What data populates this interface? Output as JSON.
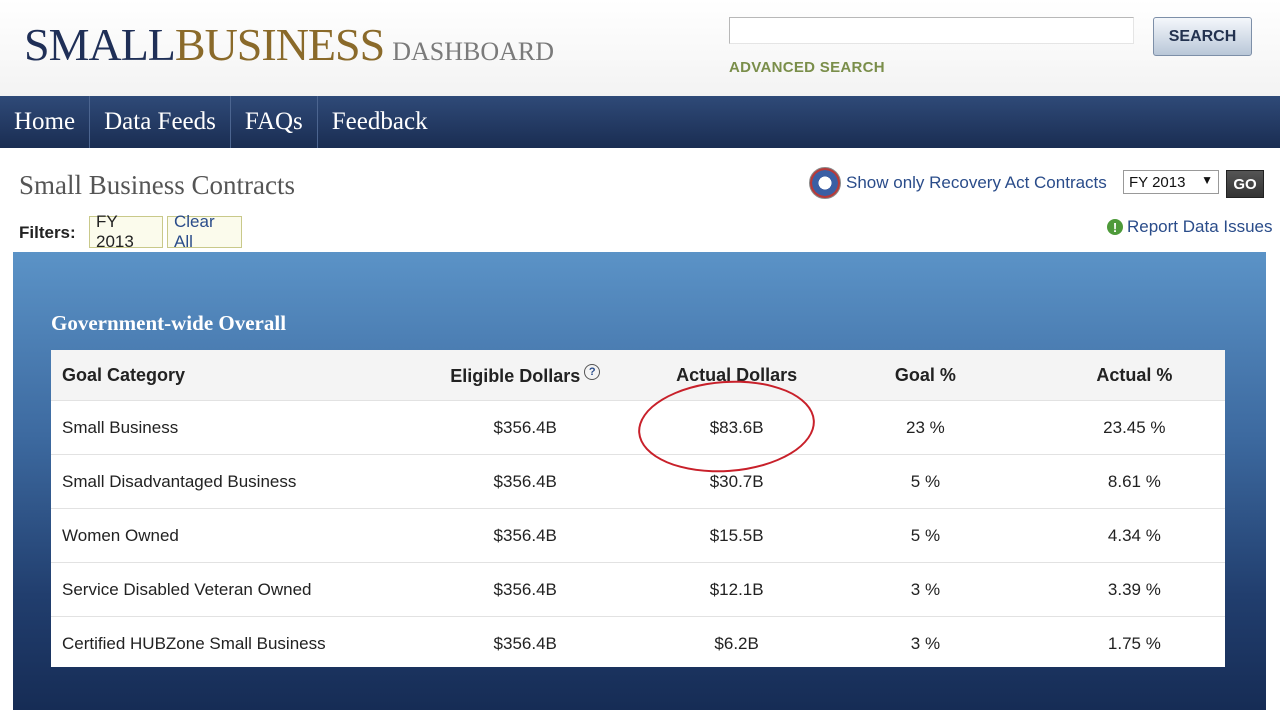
{
  "header": {
    "logo_small": "SMALL",
    "logo_business": "BUSINESS",
    "logo_dashboard": "DASHBOARD",
    "search_placeholder": "",
    "search_button": "SEARCH",
    "advanced_search": "ADVANCED SEARCH"
  },
  "nav": {
    "items": [
      {
        "label": "Home"
      },
      {
        "label": "Data Feeds"
      },
      {
        "label": "FAQs"
      },
      {
        "label": "Feedback"
      }
    ]
  },
  "page": {
    "title": "Small Business Contracts",
    "recovery_link": "Show only Recovery Act Contracts",
    "fy_select": "FY 2013",
    "go_button": "GO",
    "report_link": "Report Data Issues",
    "filters_label": "Filters:",
    "filter_chip": "FY 2013",
    "clear_all": "Clear All"
  },
  "panel": {
    "title": "Government-wide Overall",
    "columns": [
      "Goal Category",
      "Eligible Dollars",
      "Actual Dollars",
      "Goal %",
      "Actual %"
    ],
    "help_icon": "?",
    "rows": [
      [
        "Small Business",
        "$356.4B",
        "$83.6B",
        "23 %",
        "23.45 %"
      ],
      [
        "Small Disadvantaged Business",
        "$356.4B",
        "$30.7B",
        "5 %",
        "8.61 %"
      ],
      [
        "Women Owned",
        "$356.4B",
        "$15.5B",
        "5 %",
        "4.34 %"
      ],
      [
        "Service Disabled Veteran Owned",
        "$356.4B",
        "$12.1B",
        "3 %",
        "3.39 %"
      ],
      [
        "Certified HUBZone Small Business",
        "$356.4B",
        "$6.2B",
        "3 %",
        "1.75 %"
      ]
    ]
  },
  "colors": {
    "nav_bg": "#1a2d52",
    "logo_navy": "#1f2f57",
    "logo_gold": "#8a6a2a",
    "link_blue": "#2a4c8a",
    "highlight_circle": "#c8202a"
  }
}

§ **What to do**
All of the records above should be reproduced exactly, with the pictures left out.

§ **Task output**
What data populates this interface? Output as JSON.
{
  "header": {
    "logo_small": "SMALL",
    "logo_business": "BUSINESS",
    "logo_dashboard": "DASHBOARD",
    "search_placeholder": "",
    "search_button": "SEARCH",
    "advanced_search": "ADVANCED SEARCH"
  },
  "nav": {
    "items": [
      {
        "label": "Home"
      },
      {
        "label": "Data Feeds"
      },
      {
        "label": "FAQs"
      },
      {
        "label": "Feedback"
      }
    ]
  },
  "page": {
    "title": "Small Business Contracts",
    "recovery_link": "Show only Recovery Act Contracts",
    "fy_select": "FY 2013",
    "go_button": "GO",
    "report_link": "Report Data Issues",
    "filters_label": "Filters:",
    "filter_chip": "FY 2013",
    "clear_all": "Clear All"
  },
  "panel": {
    "title": "Government-wide Overall",
    "columns": [
      "Goal Category",
      "Eligible Dollars",
      "Actual Dollars",
      "Goal %",
      "Actual %"
    ],
    "help_icon": "?",
    "rows": [
      [
        "Small Business",
        "$356.4B",
        "$83.6B",
        "23 %",
        "23.45 %"
      ],
      [
        "Small Disadvantaged Business",
        "$356.4B",
        "$30.7B",
        "5 %",
        "8.61 %"
      ],
      [
        "Women Owned",
        "$356.4B",
        "$15.5B",
        "5 %",
        "4.34 %"
      ],
      [
        "Service Disabled Veteran Owned",
        "$356.4B",
        "$12.1B",
        "3 %",
        "3.39 %"
      ],
      [
        "Certified HUBZone Small Business",
        "$356.4B",
        "$6.2B",
        "3 %",
        "1.75 %"
      ]
    ]
  },
  "colors": {
    "nav_bg": "#1a2d52",
    "logo_navy": "#1f2f57",
    "logo_gold": "#8a6a2a",
    "link_blue": "#2a4c8a",
    "highlight_circle": "#c8202a"
  }
}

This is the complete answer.